What I learned on this one

To make rdpupload I have learned:

  • argparse better (I have used this before)
  • how to simulate key presses in python
  • how to do a progress bar in a CLI
  • how to zip a file using python
  • how to play an mp3 in python

But most importantly I learned how a file upload may work by typing it, along with how to decode that on the server side easily.

Technique Used

The following summarises the techniques used:

Kali Side:

  1. Zip the file you want to upload (might save some characters depending on the file).
  2. Base64 encode that file (so every character we are going to use is available on a standard English Keyboard).
  3. Split the encoded file into chunks of size 256 characters (arbitrary length choice here).
  4. Spoof a keyboard typing each block of 256 characters until it is completed.
  5. Display a progress bar and optionally play the sound of a typewriter hammering away while the “upload” happens.

Victim Side:

  1. Place the cursor into “Notepad” within an RDP session.
  2. When the “upload” is complete save that as a “.txt” file.
  3. Open a command prompt and use “certutil.exe” to decode the base64 encoded file.

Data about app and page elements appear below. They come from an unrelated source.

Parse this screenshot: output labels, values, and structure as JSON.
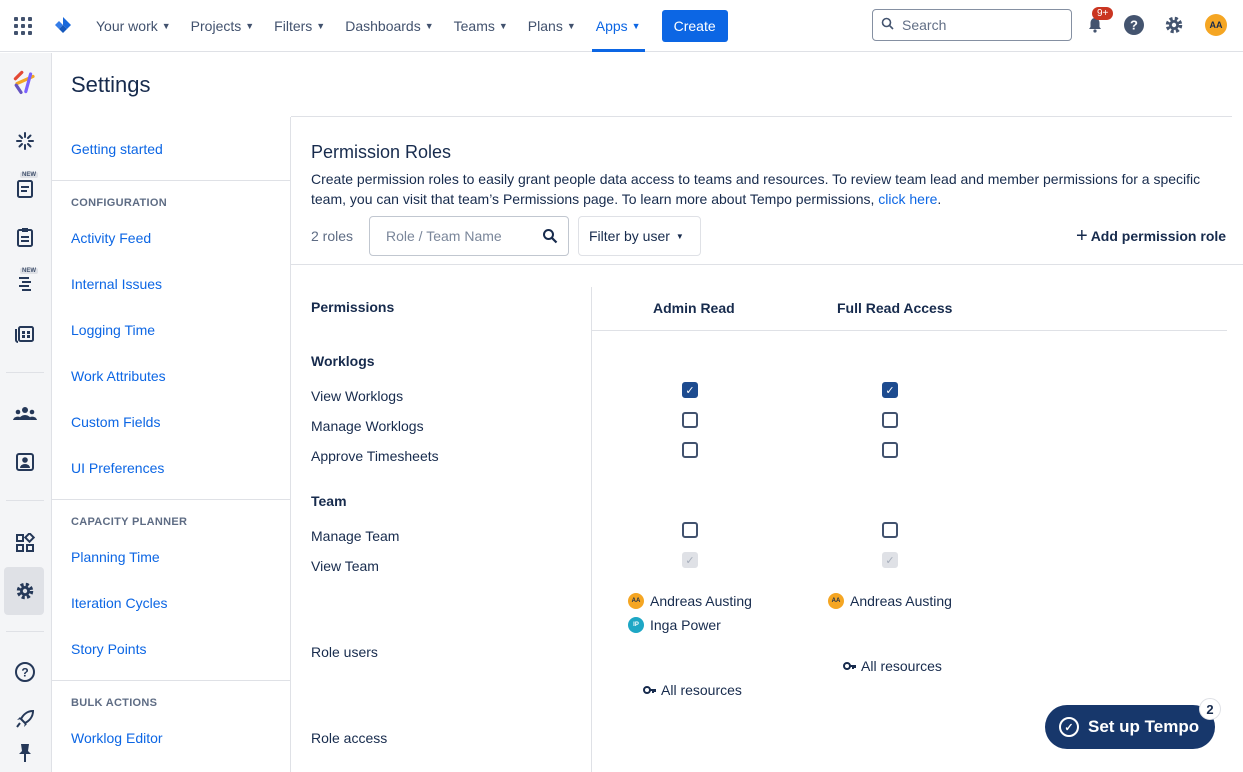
{
  "topnav": {
    "items": [
      {
        "label": "Your work"
      },
      {
        "label": "Projects"
      },
      {
        "label": "Filters"
      },
      {
        "label": "Dashboards"
      },
      {
        "label": "Teams"
      },
      {
        "label": "Plans"
      },
      {
        "label": "Apps"
      }
    ],
    "active_item": "Apps",
    "create_label": "Create",
    "search_placeholder": "Search",
    "notification_badge": "9+",
    "user_initials": "AA",
    "accent_color": "#0c66e4"
  },
  "rail": {
    "icons": [
      "tempo-logo-icon",
      "activity-icon",
      "new-timesheet-icon",
      "clipboard-icon",
      "new-planner-icon",
      "calendar-grid-icon",
      "team-icon",
      "contact-card-icon",
      "apps-icon",
      "gear-icon",
      "help-icon",
      "rocket-icon",
      "pin-icon"
    ],
    "new_tag": "NEW"
  },
  "settings": {
    "title": "Settings",
    "getting_started": "Getting started",
    "configuration_heading": "CONFIGURATION",
    "configuration_items": [
      "Activity Feed",
      "Internal Issues",
      "Logging Time",
      "Work Attributes",
      "Custom Fields",
      "UI Preferences"
    ],
    "capacity_heading": "CAPACITY PLANNER",
    "capacity_items": [
      "Planning Time",
      "Iteration Cycles",
      "Story Points"
    ],
    "bulk_heading": "BULK ACTIONS",
    "bulk_items": [
      "Worklog Editor"
    ]
  },
  "main": {
    "title": "Permission Roles",
    "description": "Create permission roles to easily grant people data access to teams and resources. To review team lead and member permissions for a specific team, you can visit that team’s Permissions page. To learn more about Tempo permissions,",
    "description_link": "click here",
    "role_count": "2 roles",
    "search_placeholder": "Role / Team Name",
    "filter_label": "Filter by user",
    "add_label": "Add permission role"
  },
  "table": {
    "permissions_header": "Permissions",
    "roles": [
      {
        "name": "Admin Read",
        "view_worklogs": true,
        "manage_worklogs": false,
        "approve_timesheets": false,
        "manage_team": false,
        "view_team": "disabled-checked",
        "users": [
          {
            "initials": "AA",
            "name": "Andreas Austing",
            "color": "#f5a623"
          },
          {
            "initials": "IP",
            "name": "Inga Power",
            "color": "#1ea7c5"
          }
        ],
        "access": "All resources"
      },
      {
        "name": "Full Read Access",
        "view_worklogs": true,
        "manage_worklogs": false,
        "approve_timesheets": false,
        "manage_team": false,
        "view_team": "disabled-checked",
        "users": [
          {
            "initials": "AA",
            "name": "Andreas Austing",
            "color": "#f5a623"
          }
        ],
        "access": "All resources"
      }
    ],
    "worklogs_group": "Worklogs",
    "worklog_perms": [
      "View Worklogs",
      "Manage Worklogs",
      "Approve Timesheets"
    ],
    "team_group": "Team",
    "team_perms": [
      "Manage Team",
      "View Team"
    ],
    "role_users_label": "Role users",
    "role_access_label": "Role access"
  },
  "tempo": {
    "setup_label": "Set up Tempo",
    "badge": "2"
  }
}
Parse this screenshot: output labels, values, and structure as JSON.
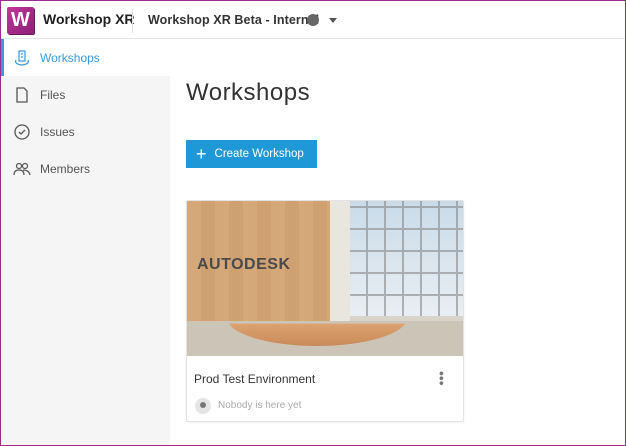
{
  "header": {
    "logo_letter": "W",
    "app_name": "Workshop XR",
    "project": "Workshop XR Beta - Internal"
  },
  "sidebar": {
    "items": [
      {
        "label": "Workshops",
        "active": true
      },
      {
        "label": "Files"
      },
      {
        "label": "Issues"
      },
      {
        "label": "Members"
      }
    ]
  },
  "main": {
    "title": "Workshops",
    "create_label": "Create Workshop",
    "cards": [
      {
        "name": "Prod Test Environment",
        "status": "Nobody is here yet",
        "thumb_text": "AUTODESK"
      }
    ]
  },
  "colors": {
    "accent": "#1f98d8",
    "brand": "#a8288a"
  }
}
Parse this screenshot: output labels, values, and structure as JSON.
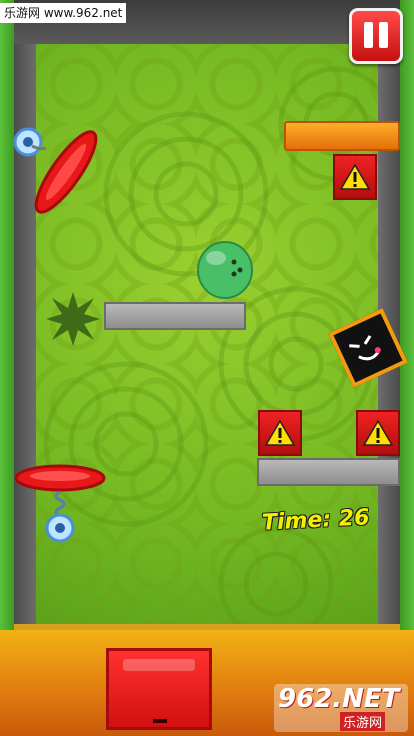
{
  "hud": {
    "timer_text": "Time: 26"
  },
  "watermark": {
    "site_text": "乐游网 www.962.net",
    "logo_main": "962.NET",
    "logo_sub": "乐游网"
  },
  "colors": {
    "playfield_green": "#7cc12a",
    "frame_green": "#4fae2d",
    "pause_red": "#e02020",
    "platform_steel": "#a8a8a8",
    "warning_red": "#d81818",
    "floor_orange": "#f2a214",
    "timer_yellow": "#f4f000"
  },
  "icons": {
    "pause": "pause-icon",
    "warning": "warning-triangle-icon",
    "ball": "bowling-ball-icon"
  }
}
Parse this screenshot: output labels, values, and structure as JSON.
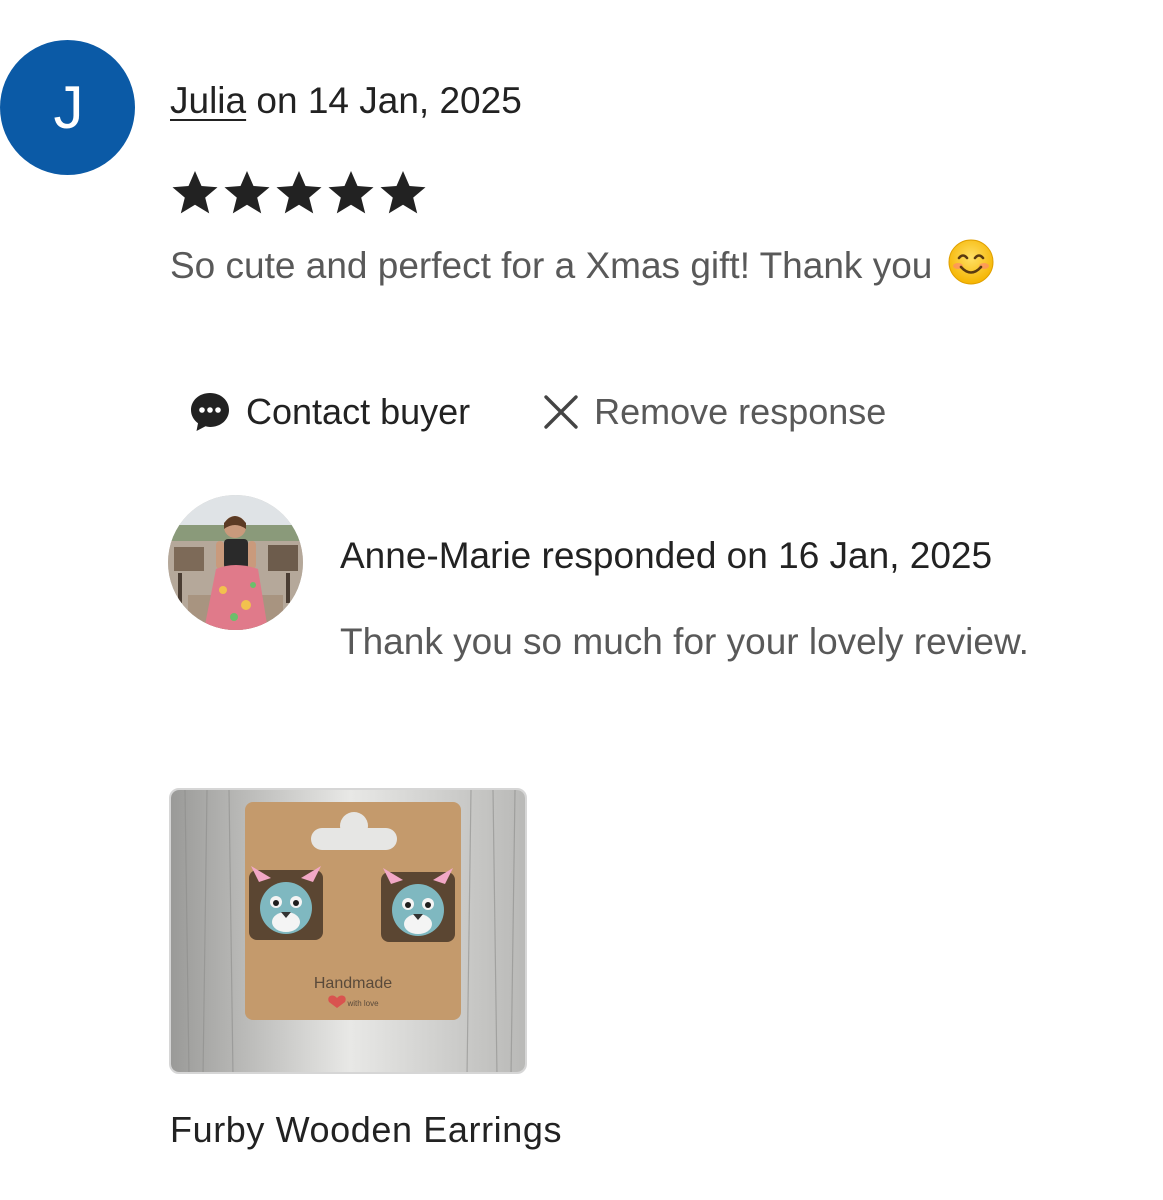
{
  "review": {
    "avatar_initial": "J",
    "avatar_color": "#0b5aa6",
    "reviewer_name": "Julia",
    "date_text": " on 14 Jan, 2025",
    "rating": 5,
    "rating_max": 5,
    "text": "So cute and perfect for a Xmas gift! Thank you",
    "emoji": "smiling-face-emoji"
  },
  "actions": {
    "contact_label": "Contact buyer",
    "contact_icon": "chat-bubble-icon",
    "remove_label": "Remove response",
    "remove_icon": "close-icon"
  },
  "response": {
    "header": "Anne-Marie responded on 16 Jan, 2025",
    "text": "Thank you so much for your lovely review."
  },
  "product": {
    "card_text": "Handmade",
    "card_subtext": "with love",
    "title": "Furby Wooden Earrings"
  }
}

The syntax for that is shown below.
  4. Use the zip feature of Windows to unpack the zip file.
  5. Profit.

The decoder on the server side relies on “certutil.exe”. Unless I am wrong this is available from Server 2003 upwards so is pretty useful for most use cases.


Syntax: certutil -decode <inputfile> <outputfile>

Example: certutil -decode nc.txt nc.zip

The decode command is also spat out on the Kali side for convenience once the upload is complete.

Leave a Reply

Fill in your details below or click an icon to log in:

WordPress.com Logo

You are commenting using your WordPress.com account. Log Out / Change )

Twitter picture

You are commenting using your Twitter account. Log Out / Change )

Facebook photo

You are commenting using your Facebook account. Log Out / Change )

Google+ photo

You are commenting using your Google+ account. Log Out / Change )

Connecting to %s